China Tries to Stay Aloof From a Warming U.S.-India Relationship

Jane Perlez
New York Times
Beijing is aware India’s problems with the United States are based largely on Washington’s relationship with Pakistan.

Xi Stresses Adherence to Dialectical Materialism

Xinhua
China should not be judged by GDP alone, said the president. China should be judged by its transition in economic development, restructuring, dissolution of overcapacity and by the strength of the nation's commitment to an ecological society...

China Communist Party Magazine Blasts Professors Who Spread ‘Western Values’

George Chen
South China Morning Post
Party journal's commentary targets liberal academics after President Xi Jinping calls for 'ideological guidance' for teachers and students ...

Reporter Honored for Clearing Dead Man’s Name

Ma Chi
China Daily
Hugjiltu, a man of Mongolian ethnicity, was sentenced to death for rape and murder in Hohhot, the capital of Inner Mongolia autonomous region, in 1996. The 18-year-old was executed 62 days after being charged, despite doubts about the evidence...

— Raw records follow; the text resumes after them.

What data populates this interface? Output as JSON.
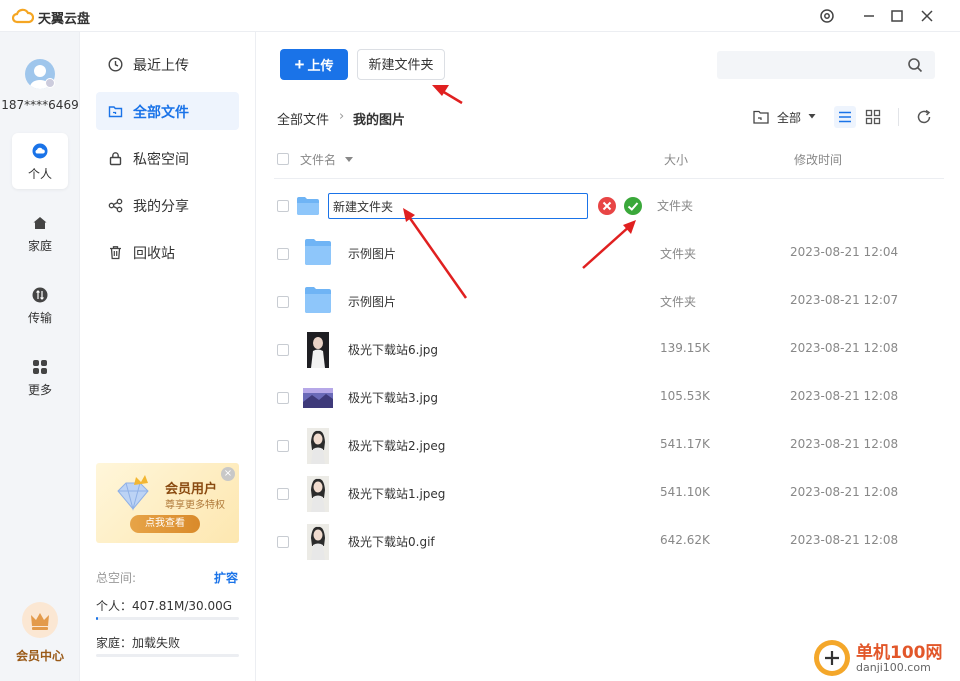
{
  "window": {
    "title": "天翼云盘"
  },
  "user": {
    "phone": "187****6469"
  },
  "rail": {
    "items": [
      {
        "label": "个人",
        "icon": "cloud-icon"
      },
      {
        "label": "家庭",
        "icon": "home-icon"
      },
      {
        "label": "传输",
        "icon": "transfer-icon"
      },
      {
        "label": "更多",
        "icon": "grid-icon"
      }
    ],
    "vip_label": "会员中心"
  },
  "sidebar": {
    "items": [
      {
        "label": "最近上传",
        "icon": "clock-icon"
      },
      {
        "label": "全部文件",
        "icon": "folder-icon"
      },
      {
        "label": "私密空间",
        "icon": "lock-icon"
      },
      {
        "label": "我的分享",
        "icon": "share-icon"
      },
      {
        "label": "回收站",
        "icon": "trash-icon"
      }
    ],
    "active": "全部文件"
  },
  "promo": {
    "title": "会员用户",
    "subtitle": "尊享更多特权",
    "button": "点我查看",
    "close": "×"
  },
  "storage": {
    "total_label": "总空间:",
    "expand_label": "扩容",
    "personal": "个人：407.81M/30.00G",
    "personal_fraction": 0.013,
    "family": "家庭：加载失败"
  },
  "toolbar": {
    "upload_label": "上传",
    "upload_plus": "+",
    "new_folder_label": "新建文件夹",
    "search_placeholder": ""
  },
  "breadcrumb": {
    "root": "全部文件",
    "sep": "›",
    "current": "我的图片"
  },
  "view": {
    "filter_label": "全部"
  },
  "table": {
    "headers": {
      "name": "文件名",
      "size": "大小",
      "modified": "修改时间"
    },
    "rename_row": {
      "value": "新建文件夹",
      "type": "文件夹"
    },
    "rows": [
      {
        "name": "示例图片",
        "size": "文件夹",
        "date": "2023-08-21 12:04",
        "kind": "folder"
      },
      {
        "name": "示例图片",
        "size": "文件夹",
        "date": "2023-08-21 12:07",
        "kind": "folder"
      },
      {
        "name": "极光下载站6.jpg",
        "size": "139.15K",
        "date": "2023-08-21 12:08",
        "kind": "portrait-dark"
      },
      {
        "name": "极光下载站3.jpg",
        "size": "105.53K",
        "date": "2023-08-21 12:08",
        "kind": "landscape-purple"
      },
      {
        "name": "极光下载站2.jpeg",
        "size": "541.17K",
        "date": "2023-08-21 12:08",
        "kind": "portrait-light"
      },
      {
        "name": "极光下载站1.jpeg",
        "size": "541.10K",
        "date": "2023-08-21 12:08",
        "kind": "portrait-light"
      },
      {
        "name": "极光下载站0.gif",
        "size": "642.62K",
        "date": "2023-08-21 12:08",
        "kind": "portrait-light"
      }
    ]
  },
  "watermark": {
    "title": "单机100网",
    "url": "danji100.com"
  },
  "colors": {
    "accent": "#1a73e8",
    "annotation_arrow": "#e02020",
    "confirm": "#3aa83a",
    "cancel": "#e84545"
  }
}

China Says Ousted Security Tsar’s Influence Corrupted Others

Megha Rajagopalan
Reuters
Last year, China arrested Zhou and expelled him from the party, accusing him of crimes ranging from taking bribes to leaking state secrets.

Why Paul Krugman is Scared of China

Sophia Yan
CNN
"China scares me," he said Tuesday at the Asian Financial Forum in Hong Kong. "It scares me not because the policies have been wrong or anything, but because of the magnitude of the adjustment."...

5 Takeaways from China’s GDP

Richard Silk
Wall Street Journal
For much of the last two decades, China has been working overtime to drive the growth of the world economy. Now, it’s slowing to suborbital speeds.

China Reports Sharp Rise in HIV Cases

Patti Waldmeir
Financial Times
China had nearly half a million people living with the virus or disease by the end of August last year, with 70,000 of them newly diagnosed in the first eight months of 2014, official statistics showed.

Is ‘China’s Machiavelli’ Now Its Most Important Political Philosopher?

Ryan Mitchell
Diplomat
Much like a dragon, “the ruler of men has bristling scales. Only if a speaker can avoid brushing against them can he have any hope of success.”